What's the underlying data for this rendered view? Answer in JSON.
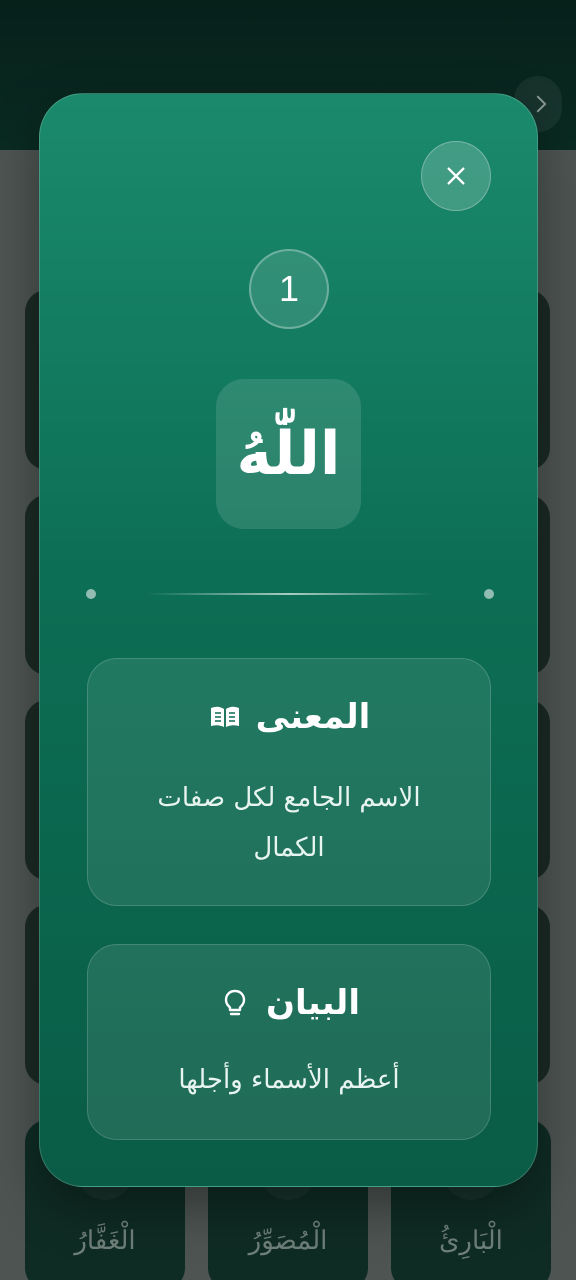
{
  "background": {
    "bottom_cards": [
      {
        "label": "الْغَفَّارُ"
      },
      {
        "label": "الْمُصَوِّرُ"
      },
      {
        "label": "الْبَارِئُ"
      }
    ]
  },
  "modal": {
    "close_icon": "close-icon",
    "number": "1",
    "name": "اللّٰهُ",
    "meaning": {
      "title": "المعنى",
      "icon": "open-book-icon",
      "text": "الاسم الجامع لكل صفات الكمال"
    },
    "explanation": {
      "title": "البيان",
      "icon": "lightbulb-icon",
      "text": "أعظم الأسماء وأجلها"
    }
  },
  "colors": {
    "modal_top": "#1b8a6c",
    "modal_bottom": "#0a5c46",
    "overlay": "#4d5451"
  }
}
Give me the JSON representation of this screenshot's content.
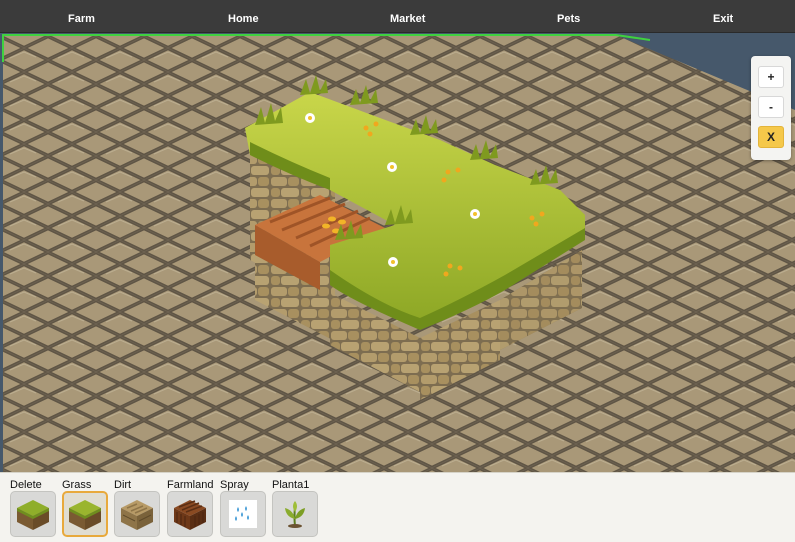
{
  "nav": {
    "items": [
      "Farm",
      "Home",
      "Market",
      "Pets",
      "Exit"
    ]
  },
  "zoom": {
    "zoom_in_label": "+",
    "zoom_out_label": "-",
    "close_label": "X"
  },
  "toolbar": {
    "selected": "Grass",
    "tools": [
      {
        "label": "Delete",
        "icon": "grass-block-icon"
      },
      {
        "label": "Grass",
        "icon": "grass-block-icon"
      },
      {
        "label": "Dirt",
        "icon": "dirt-block-icon"
      },
      {
        "label": "Farmland",
        "icon": "farmland-block-icon"
      },
      {
        "label": "Spray",
        "icon": "water-drops-icon"
      },
      {
        "label": "Planta1",
        "icon": "plant-sprout-icon"
      }
    ]
  },
  "colors": {
    "accent": "#e8a93c",
    "selection_border": "#3fd23f",
    "nav_bg": "#3b3b3b",
    "grass": "#9ab52e",
    "dirt": "#c7743b",
    "stone": "#8b7c63"
  }
}
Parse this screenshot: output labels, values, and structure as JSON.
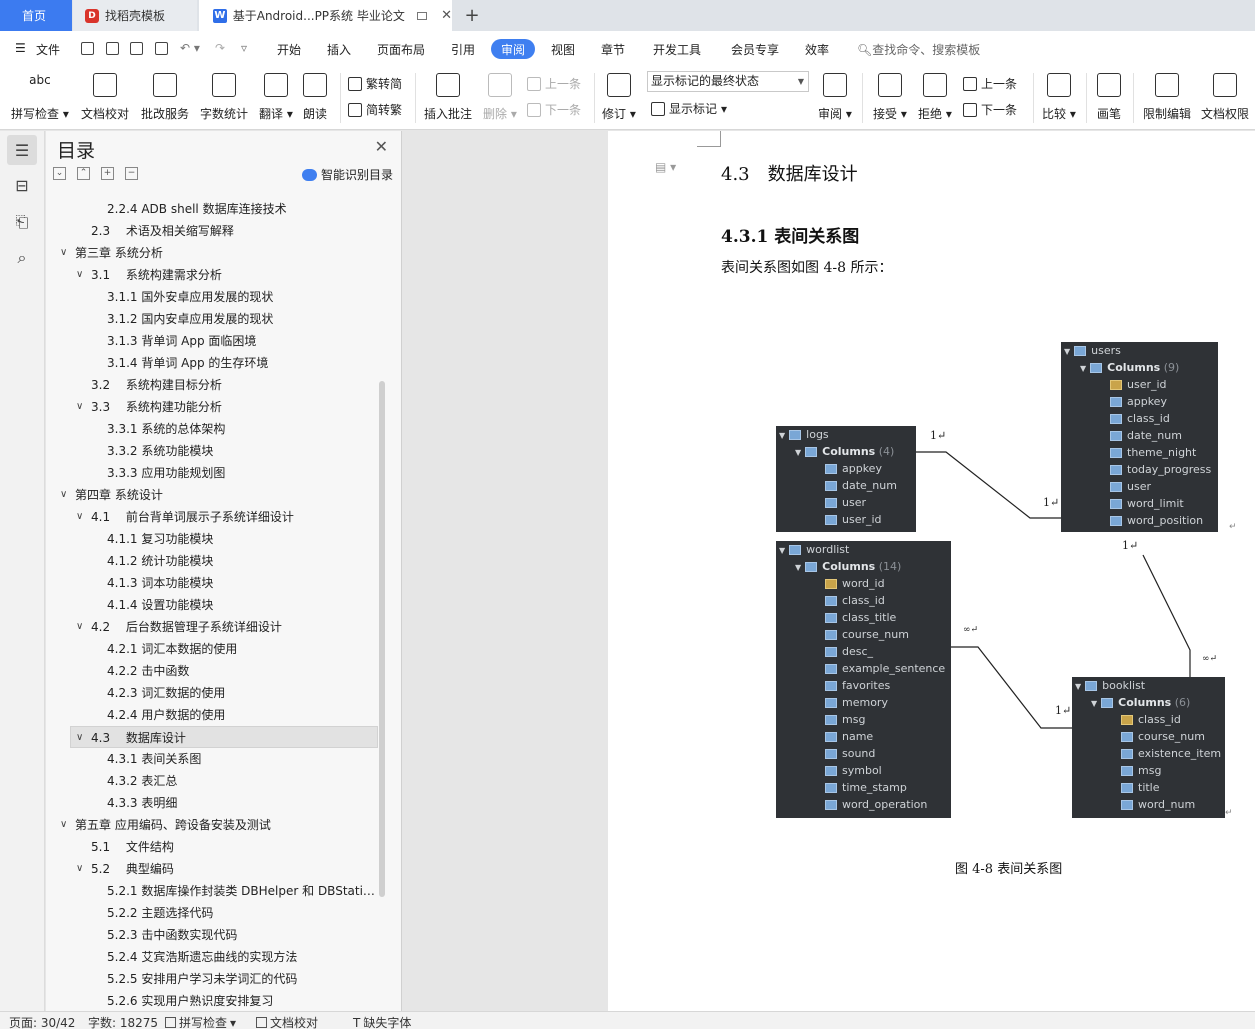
{
  "tabs": [
    {
      "label": "首页"
    },
    {
      "label": "找稻壳模板"
    },
    {
      "label": "基于Android...PP系统 毕业论文"
    }
  ],
  "menu": {
    "file": "文件",
    "items": [
      "开始",
      "插入",
      "页面布局",
      "引用",
      "审阅",
      "视图",
      "章节",
      "开发工具",
      "会员专享",
      "效率"
    ],
    "active": "审阅",
    "search": "查找命令、搜索模板"
  },
  "ribbon": {
    "spell": "拼写检查",
    "doc_check": "文档校对",
    "batch": "批改服务",
    "word_count": "字数统计",
    "translate": "翻译",
    "read_aloud": "朗读",
    "to_trad": "繁转简",
    "to_simp": "简转繁",
    "insert_comment": "插入批注",
    "delete": "删除",
    "prev_comment": "上一条",
    "next_comment": "下一条",
    "revise": "修订",
    "markup_state": "显示标记的最终状态",
    "show_markup": "显示标记",
    "review": "审阅",
    "accept": "接受",
    "reject": "拒绝",
    "prev_change": "上一条",
    "next_change": "下一条",
    "compare": "比较",
    "pen": "画笔",
    "restrict": "限制编辑",
    "doc_rights": "文档权限"
  },
  "toc": {
    "title": "目录",
    "smart": "智能识别目录",
    "items": [
      {
        "label": "2.2.4 ADB shell 数据库连接技术",
        "level": 3,
        "chev": ""
      },
      {
        "label": "2.3　 术语及相关缩写解释",
        "level": 2,
        "chev": ""
      },
      {
        "label": "第三章  系统分析",
        "level": 1,
        "chev": "v"
      },
      {
        "label": "3.1　 系统构建需求分析",
        "level": 2,
        "chev": "v"
      },
      {
        "label": "3.1.1  国外安卓应用发展的现状",
        "level": 3,
        "chev": ""
      },
      {
        "label": "3.1.2  国内安卓应用发展的现状",
        "level": 3,
        "chev": ""
      },
      {
        "label": "3.1.3  背单词 App 面临困境",
        "level": 3,
        "chev": ""
      },
      {
        "label": "3.1.4  背单词 App 的生存环境",
        "level": 3,
        "chev": ""
      },
      {
        "label": "3.2　 系统构建目标分析",
        "level": 2,
        "chev": ""
      },
      {
        "label": "3.3　 系统构建功能分析",
        "level": 2,
        "chev": "v"
      },
      {
        "label": "3.3.1  系统的总体架构",
        "level": 3,
        "chev": ""
      },
      {
        "label": "3.3.2  系统功能模块",
        "level": 3,
        "chev": ""
      },
      {
        "label": "3.3.3  应用功能规划图",
        "level": 3,
        "chev": ""
      },
      {
        "label": "第四章  系统设计",
        "level": 1,
        "chev": "v"
      },
      {
        "label": "4.1　 前台背单词展示子系统详细设计",
        "level": 2,
        "chev": "v"
      },
      {
        "label": "4.1.1  复习功能模块",
        "level": 3,
        "chev": ""
      },
      {
        "label": "4.1.2  统计功能模块",
        "level": 3,
        "chev": ""
      },
      {
        "label": "4.1.3  词本功能模块",
        "level": 3,
        "chev": ""
      },
      {
        "label": "4.1.4  设置功能模块",
        "level": 3,
        "chev": ""
      },
      {
        "label": "4.2　 后台数据管理子系统详细设计",
        "level": 2,
        "chev": "v"
      },
      {
        "label": "4.2.1 词汇本数据的使用",
        "level": 3,
        "chev": ""
      },
      {
        "label": "4.2.2 击中函数",
        "level": 3,
        "chev": ""
      },
      {
        "label": "4.2.3 词汇数据的使用",
        "level": 3,
        "chev": ""
      },
      {
        "label": "4.2.4  用户数据的使用",
        "level": 3,
        "chev": ""
      },
      {
        "label": "4.3　 数据库设计",
        "level": 2,
        "chev": "v",
        "selected": true
      },
      {
        "label": "4.3.1  表间关系图",
        "level": 3,
        "chev": ""
      },
      {
        "label": "4.3.2  表汇总",
        "level": 3,
        "chev": ""
      },
      {
        "label": "4.3.3  表明细",
        "level": 3,
        "chev": ""
      },
      {
        "label": "第五章  应用编码、跨设备安装及测试",
        "level": 1,
        "chev": "v"
      },
      {
        "label": "5.1　 文件结构",
        "level": 2,
        "chev": ""
      },
      {
        "label": "5.2　 典型编码",
        "level": 2,
        "chev": "v"
      },
      {
        "label": "5.2.1  数据库操作封装类 DBHelper 和 DBStati…",
        "level": 3,
        "chev": ""
      },
      {
        "label": "5.2.2  主题选择代码",
        "level": 3,
        "chev": ""
      },
      {
        "label": "5.2.3  击中函数实现代码",
        "level": 3,
        "chev": ""
      },
      {
        "label": "5.2.4 艾宾浩斯遗忘曲线的实现方法",
        "level": 3,
        "chev": ""
      },
      {
        "label": "5.2.5 安排用户学习未学词汇的代码",
        "level": 3,
        "chev": ""
      },
      {
        "label": "5.2.6  实现用户熟识度安排复习",
        "level": 3,
        "chev": ""
      }
    ]
  },
  "doc": {
    "h2": "4.3　数据库设计",
    "h3": "4.3.1  表间关系图",
    "body": "表间关系图如图 4-8 所示：",
    "caption": "图 4-8  表间关系图"
  },
  "er": {
    "columns_label": "Columns",
    "users": {
      "name": "users",
      "count": "(9)",
      "fields": [
        "user_id",
        "appkey",
        "class_id",
        "date_num",
        "theme_night",
        "today_progress",
        "user",
        "word_limit",
        "word_position"
      ]
    },
    "logs": {
      "name": "logs",
      "count": "(4)",
      "fields": [
        "appkey",
        "date_num",
        "user",
        "user_id"
      ]
    },
    "wordlist": {
      "name": "wordlist",
      "count": "(14)",
      "fields": [
        "word_id",
        "class_id",
        "class_title",
        "course_num",
        "desc_",
        "example_sentence",
        "favorites",
        "memory",
        "msg",
        "name",
        "sound",
        "symbol",
        "time_stamp",
        "word_operation"
      ]
    },
    "booklist": {
      "name": "booklist",
      "count": "(6)",
      "fields": [
        "class_id",
        "course_num",
        "existence_item",
        "msg",
        "title",
        "word_num"
      ]
    },
    "card_one": "1",
    "card_many": "∞"
  },
  "status": {
    "page": "页面: 30/42",
    "words": "字数: 18275",
    "spell": "拼写检查",
    "doc_check": "文档校对",
    "missing_font": "缺失字体"
  }
}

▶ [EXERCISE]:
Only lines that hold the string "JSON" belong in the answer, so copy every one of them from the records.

▶ [EXERCISE OUTPUT]:
What's the underlying data for this rendered view? Answer in JSON.
Give me the JSON representation of this screenshot's content.
Parse this screenshot: output labels, values, and structure as JSON.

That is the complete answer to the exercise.